Our subject has benefited greatly from the interplay of ideas from optimal control and from artificial intelligence, as it relates to reinforcement learning and simulation-based neural network methods. One of the aims of the book is to explore the common boundary between these two fields and to form a bridge that is accessible by workers with background in either field. Another aim is to organize coherently the broad mosaic of methods that have proved successful in practice while having a solid theoretical and/or logical foundation. This may help researchers and practitioners to find their way through the maze of competing ideas that constitute the current state of the art.

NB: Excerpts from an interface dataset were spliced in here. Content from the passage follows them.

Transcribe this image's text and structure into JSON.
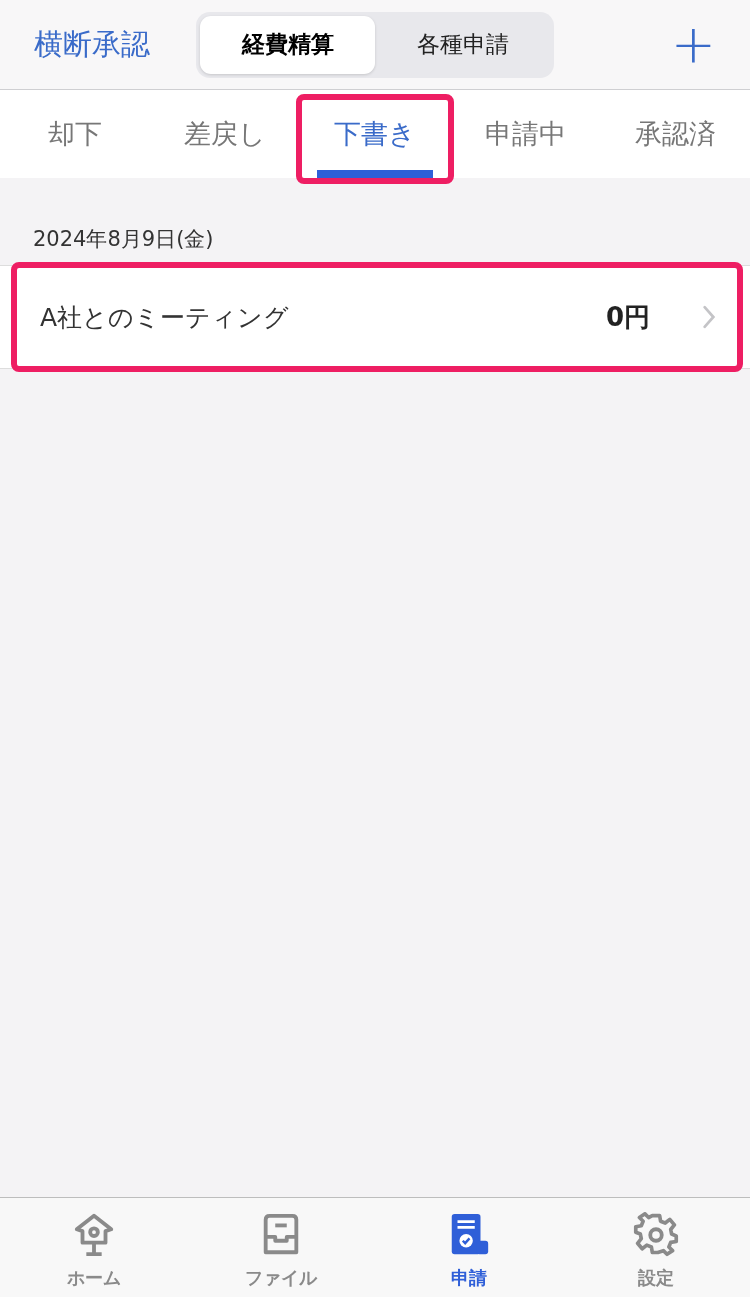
{
  "header": {
    "title": "横断承認",
    "segments": [
      {
        "label": "経費精算",
        "selected": true
      },
      {
        "label": "各種申請",
        "selected": false
      }
    ],
    "add_button": "+"
  },
  "tabs": [
    {
      "label": "却下",
      "selected": false
    },
    {
      "label": "差戻し",
      "selected": false
    },
    {
      "label": "下書き",
      "selected": true,
      "highlighted": true
    },
    {
      "label": "申請中",
      "selected": false
    },
    {
      "label": "承認済",
      "selected": false
    }
  ],
  "sections": [
    {
      "date": "2024年8月9日(金)",
      "items": [
        {
          "title": "A社とのミーティング",
          "amount": "0円",
          "highlighted": true
        }
      ]
    }
  ],
  "bottom_nav": [
    {
      "label": "ホーム",
      "kind": "home",
      "selected": false
    },
    {
      "label": "ファイル",
      "kind": "file",
      "selected": false
    },
    {
      "label": "申請",
      "kind": "request",
      "selected": true
    },
    {
      "label": "設定",
      "kind": "settings",
      "selected": false
    }
  ]
}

This book relates to several of our other books: Neuro-Dynamic Programming (Athena Scientific, 1996), Dynamic Programming and Optimal Control (4th edition, Athena Scientific, 2017), Abstract Dynamic Programming (2nd edition, Athena Scientific, 2018), and Nonlinear Programming (3rd edition, Athena Scientific, 2016).

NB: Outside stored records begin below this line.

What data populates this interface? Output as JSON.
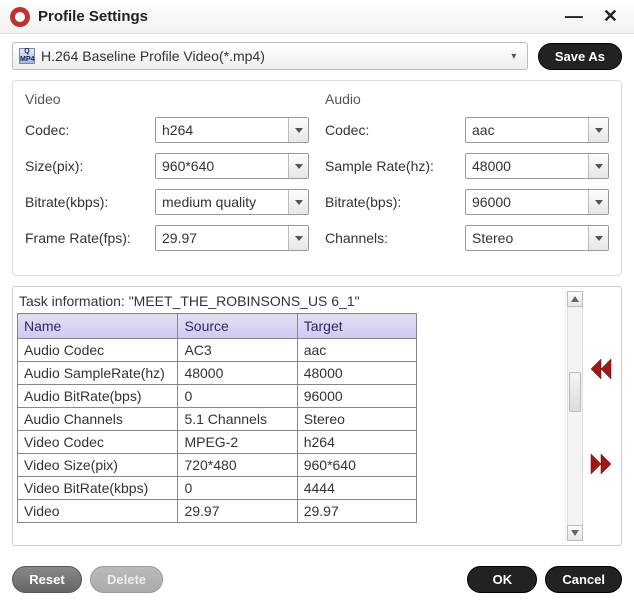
{
  "window": {
    "title": "Profile Settings"
  },
  "topbar": {
    "profile_label": "H.264 Baseline Profile Video(*.mp4)",
    "save_as": "Save As"
  },
  "video": {
    "heading": "Video",
    "codec_label": "Codec:",
    "codec_value": "h264",
    "size_label": "Size(pix):",
    "size_value": "960*640",
    "bitrate_label": "Bitrate(kbps):",
    "bitrate_value": "medium quality",
    "framerate_label": "Frame Rate(fps):",
    "framerate_value": "29.97"
  },
  "audio": {
    "heading": "Audio",
    "codec_label": "Codec:",
    "codec_value": "aac",
    "samplerate_label": "Sample Rate(hz):",
    "samplerate_value": "48000",
    "bitrate_label": "Bitrate(bps):",
    "bitrate_value": "96000",
    "channels_label": "Channels:",
    "channels_value": "Stereo"
  },
  "task": {
    "info": "Task information: \"MEET_THE_ROBINSONS_US 6_1\"",
    "headers": {
      "name": "Name",
      "source": "Source",
      "target": "Target"
    },
    "rows": [
      {
        "name": "Audio Codec",
        "source": "AC3",
        "target": "aac"
      },
      {
        "name": "Audio SampleRate(hz)",
        "source": "48000",
        "target": "48000"
      },
      {
        "name": "Audio BitRate(bps)",
        "source": "0",
        "target": "96000"
      },
      {
        "name": "Audio Channels",
        "source": "5.1 Channels",
        "target": "Stereo"
      },
      {
        "name": "Video Codec",
        "source": "MPEG-2",
        "target": "h264"
      },
      {
        "name": "Video Size(pix)",
        "source": "720*480",
        "target": "960*640"
      },
      {
        "name": "Video BitRate(kbps)",
        "source": "0",
        "target": "4444"
      },
      {
        "name": "Video",
        "source": "29.97",
        "target": "29.97"
      }
    ]
  },
  "footer": {
    "reset": "Reset",
    "delete": "Delete",
    "ok": "OK",
    "cancel": "Cancel"
  }
}
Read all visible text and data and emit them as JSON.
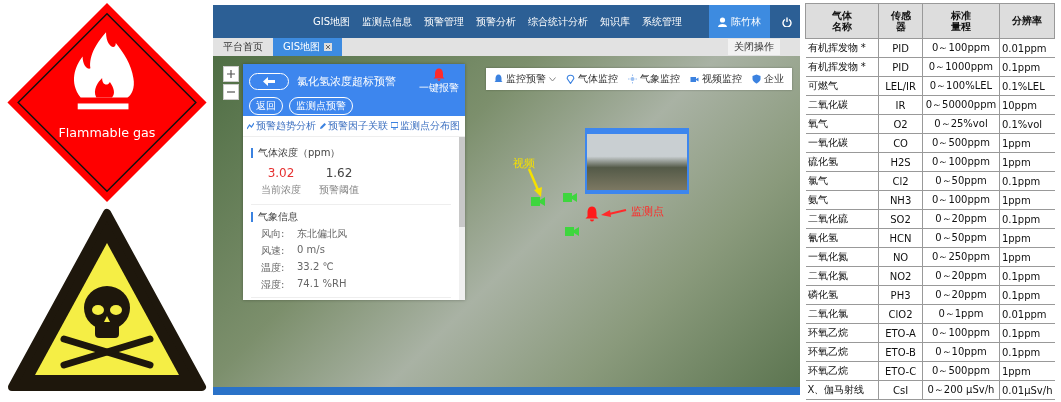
{
  "hazard_signs": [
    {
      "kind": "flammable",
      "label": "Flammable gas"
    },
    {
      "kind": "toxic"
    }
  ],
  "app": {
    "nav": [
      {
        "label": "GIS地图"
      },
      {
        "label": "监测点信息"
      },
      {
        "label": "预警管理"
      },
      {
        "label": "预警分析"
      },
      {
        "label": "综合统计分析"
      },
      {
        "label": "知识库"
      },
      {
        "label": "系统管理"
      }
    ],
    "user": "陈竹林",
    "tabs": [
      {
        "label": "平台首页",
        "selected": false
      },
      {
        "label": "GIS地图",
        "selected": true
      }
    ],
    "close_button": "关闭操作",
    "panel": {
      "title": "氯化氢浓度超标预警",
      "alarm_button": "一键报警",
      "buttons": [
        "返回",
        "监测点预警"
      ],
      "links": [
        {
          "kind": "trend",
          "label": "预警趋势分析"
        },
        {
          "kind": "link",
          "label": "预警因子关联"
        },
        {
          "kind": "map",
          "label": "监测点分布图"
        }
      ],
      "gas": {
        "title": "气体浓度",
        "unit": "（ppm）",
        "values": [
          {
            "value": "3.02",
            "caption": "当前浓度",
            "alert": true
          },
          {
            "value": "1.62",
            "caption": "预警阈值",
            "alert": false
          }
        ]
      },
      "weather": {
        "title": "气象信息",
        "rows": [
          {
            "label": "风向:",
            "value": "东北偏北风"
          },
          {
            "label": "风速:",
            "value": "0 m/s"
          },
          {
            "label": "温度:",
            "value": "33.2 ℃"
          },
          {
            "label": "湿度:",
            "value": "74.1 %RH"
          }
        ]
      }
    },
    "toolbar": [
      {
        "kind": "bell",
        "label": "监控预警",
        "dropdown": true
      },
      {
        "kind": "pin",
        "label": "气体监控",
        "dropdown": false
      },
      {
        "kind": "sun",
        "label": "气象监控",
        "dropdown": false
      },
      {
        "kind": "camera",
        "label": "视频监控",
        "dropdown": false
      },
      {
        "kind": "shield",
        "label": "企业",
        "dropdown": false
      }
    ],
    "map_labels": {
      "video": "视频",
      "monitor": "监测点"
    }
  },
  "table": {
    "columns": [
      "气体名称",
      "传感器",
      "标准量程",
      "分辨率"
    ],
    "rows": [
      [
        "有机挥发物 *",
        "PID",
        "0～100ppm",
        "0.01ppm"
      ],
      [
        "有机挥发物 *",
        "PID",
        "0～1000ppm",
        "0.1ppm"
      ],
      [
        "可燃气",
        "LEL/IR",
        "0～100%LEL",
        "0.1%LEL"
      ],
      [
        "二氧化碳",
        "IR",
        "0～50000ppm",
        "10ppm"
      ],
      [
        "氧气",
        "O2",
        "0～25%vol",
        "0.1%vol"
      ],
      [
        "一氧化碳",
        "CO",
        "0～500ppm",
        "1ppm"
      ],
      [
        "硫化氢",
        "H2S",
        "0～100ppm",
        "1ppm"
      ],
      [
        "氯气",
        "Cl2",
        "0～50ppm",
        "0.1ppm"
      ],
      [
        "氨气",
        "NH3",
        "0～100ppm",
        "1ppm"
      ],
      [
        "二氧化硫",
        "SO2",
        "0～20ppm",
        "0.1ppm"
      ],
      [
        "氰化氢",
        "HCN",
        "0～50ppm",
        "1ppm"
      ],
      [
        "一氧化氮",
        "NO",
        "0～250ppm",
        "1ppm"
      ],
      [
        "二氧化氮",
        "NO2",
        "0～20ppm",
        "0.1ppm"
      ],
      [
        "磷化氢",
        "PH3",
        "0～20ppm",
        "0.1ppm"
      ],
      [
        "二氧化氯",
        "ClO2",
        "0～1ppm",
        "0.01ppm"
      ],
      [
        "环氧乙烷",
        "ETO-A",
        "0～100ppm",
        "0.1ppm"
      ],
      [
        "环氧乙烷",
        "ETO-B",
        "0～10ppm",
        "0.1ppm"
      ],
      [
        "环氧乙烷",
        "ETO-C",
        "0～500ppm",
        "1ppm"
      ],
      [
        "X、伽马射线",
        "CsI",
        "0～200 μSv/h",
        "0.01μSv/h"
      ]
    ]
  }
}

However, the mathematical style of this book is somewhat different. While we provide a rigorous, albeit short, mathematical account of the theory of finite and infinite horizon dynamic programming, and some fundamental approximation methods, we rely more on intuitive explanations and less on proof-based insights. Moreover, our mathematical requirements are quite modest: calculus, a minimal use of matrix-vector algebra, and elementary probability (mathematically complicated arguments involving laws of large numbers and stochastic convergence are bypassed in favor of intuitive explanations).
The book illustrates the methodology with many examples and illustrations, and uses a gradual expository approach, which proceeds along four directions:

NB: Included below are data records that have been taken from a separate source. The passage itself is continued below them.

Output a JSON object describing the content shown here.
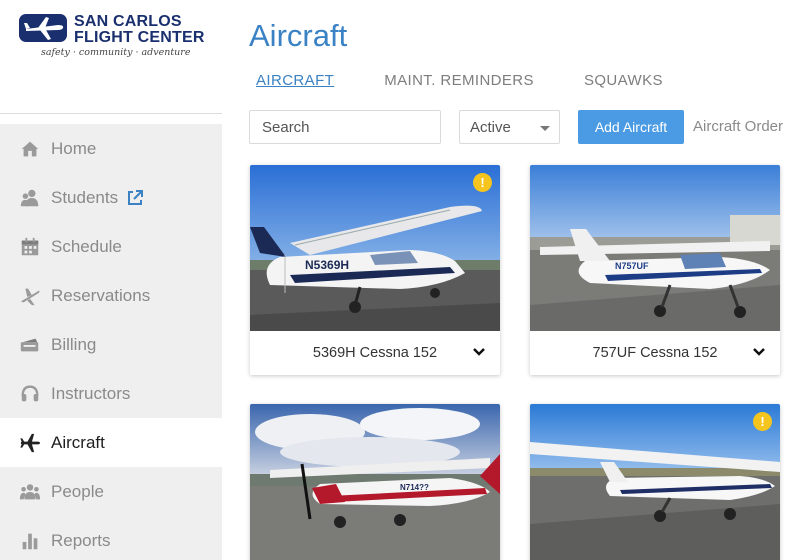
{
  "brand": {
    "line1": "SAN CARLOS",
    "line2": "FLIGHT CENTER",
    "tagline": "safety · community · adventure",
    "color": "#1a2f6e"
  },
  "sidebar": {
    "items": [
      {
        "label": "Home",
        "icon": "home-icon"
      },
      {
        "label": "Students",
        "icon": "users-icon",
        "external": true
      },
      {
        "label": "Schedule",
        "icon": "calendar-icon"
      },
      {
        "label": "Reservations",
        "icon": "plane-takeoff-icon"
      },
      {
        "label": "Billing",
        "icon": "money-icon"
      },
      {
        "label": "Instructors",
        "icon": "headset-icon"
      },
      {
        "label": "Aircraft",
        "icon": "airplane-icon",
        "active": true
      },
      {
        "label": "People",
        "icon": "group-icon"
      },
      {
        "label": "Reports",
        "icon": "bar-chart-icon"
      }
    ]
  },
  "main": {
    "title": "Aircraft",
    "tabs": [
      {
        "label": "AIRCRAFT",
        "active": true
      },
      {
        "label": "MAINT. REMINDERS"
      },
      {
        "label": "SQUAWKS"
      }
    ],
    "search": {
      "placeholder": "Search"
    },
    "status_select": {
      "value": "Active"
    },
    "add_button": "Add Aircraft",
    "order_link": "Aircraft Order",
    "accent_color": "#3a82c4",
    "button_color": "#4a9be3",
    "warning_color": "#f5c51d"
  },
  "aircraft": [
    {
      "name": "5369H Cessna 152",
      "tail_marking": "N5369H",
      "warning": true,
      "warning_glyph": "!"
    },
    {
      "name": "757UF Cessna 152",
      "tail_marking": "N757UF",
      "warning": false
    },
    {
      "name": "",
      "tail_marking": "N714??",
      "warning": false
    },
    {
      "name": "",
      "tail_marking": "",
      "warning": true,
      "warning_glyph": "!"
    }
  ]
}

From exact DP to approximate DP: We first discuss exact DP algorithms, explain why they may be difficult to implement, and then use them as the basis for approximations.
From finite horizon to infinite horizon problems: We first discuss finite horizon exact and approximate DP methodologies, which are intuitive and mathematically simple, and then progress to infinite horizon problems.
From deterministic to stochastic models: We often discuss separately deterministic and stochastic problems, since deterministic problems are simpler and offer special advantages for some of our methods.
From model-based to model-free implementations: We first discuss model-based implementations, and then we identify schemes that can be appropriately modified to work with a simulator.
The author is McAfee Professor of Engineering at the Massachusetts Institute of Technology and a member of the prestigious US National Academy of Engineering. He is the recipient of the 2001 A. R. Raggazini ACC education award, the 2009 INFORMS expository writing award, the 2014 Kachiyan Prize, the 2014 AACC Bellman Heritage Award, the 2015 SIAM/MOS George B. Dantsig Prize. In 2018, he shared the John von Neumann INFORMS theory award with John Tsitsiklis for the books "Neuro-Dynamic Programming", and "Parallel and Distributed Computation".
The following papers and reports have a strong connection to material in the book, and amplify on its analysis and its range of applications.